Scanned Single-Electron Probe inside a Silicon Electronic Device
journal contributionposted on 15.06.2020 by Kevin S. H. Ng, Benoit Voisin, Brett C. Johnson, Jeffrey C. McCallum, Joe Salfi, Sven Rogge
Any type of content formally published in an academic journal, usually following a peer-review process.
Solid-state devices can be fabricated at the atomic scale, with applications ranging from classical logic to current standards and quantum technologies. Although it is very desirable to probe these devices and the quantum states they host at the atomic scale, typical methods rely on long-ranged capacitive interactions, making this difficult. Here, we probe a silicon electronic device at the atomic scale using a localized electronic quantum dot induced directly within the device at a desired location, using the biased tip of a low-temperature scanning tunneling microscope. We demonstrate control over short-ranged tunnel coupling interactions of the quantum dot with the device’s source reservoir using sub-nanometer position control of the tip and the quantum dot energy level using a voltage applied to the device’s gate reservoir. Despite the ∼1 nm proximity of the quantum dot to the metallic tip, we find that the gate provides sufficient capacitance to enable a high degree of electric control. Combined with atomic-scale imaging, we use the quantum dot to probe applied electric fields and charge in individual defects in the device.
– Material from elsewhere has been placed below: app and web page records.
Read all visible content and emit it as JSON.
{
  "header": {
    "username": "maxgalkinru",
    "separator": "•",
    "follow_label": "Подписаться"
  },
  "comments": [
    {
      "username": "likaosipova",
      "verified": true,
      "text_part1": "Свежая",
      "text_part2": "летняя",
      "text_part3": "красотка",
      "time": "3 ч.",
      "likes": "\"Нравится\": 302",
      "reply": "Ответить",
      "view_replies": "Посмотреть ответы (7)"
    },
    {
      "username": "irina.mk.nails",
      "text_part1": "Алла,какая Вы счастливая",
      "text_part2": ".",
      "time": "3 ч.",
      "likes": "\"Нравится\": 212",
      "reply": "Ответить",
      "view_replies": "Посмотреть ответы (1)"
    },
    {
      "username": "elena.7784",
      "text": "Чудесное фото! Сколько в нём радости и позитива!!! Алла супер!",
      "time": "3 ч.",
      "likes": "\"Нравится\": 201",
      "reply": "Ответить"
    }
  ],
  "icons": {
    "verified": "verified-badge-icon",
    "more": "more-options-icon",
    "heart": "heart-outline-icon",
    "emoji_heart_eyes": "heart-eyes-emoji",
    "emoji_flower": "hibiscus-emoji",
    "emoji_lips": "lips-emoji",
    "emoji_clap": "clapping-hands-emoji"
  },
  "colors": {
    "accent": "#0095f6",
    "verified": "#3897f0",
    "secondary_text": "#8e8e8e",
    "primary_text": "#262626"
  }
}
This capability is expected to aid in the understanding of atomic-scale devices and the quantum states realized in them.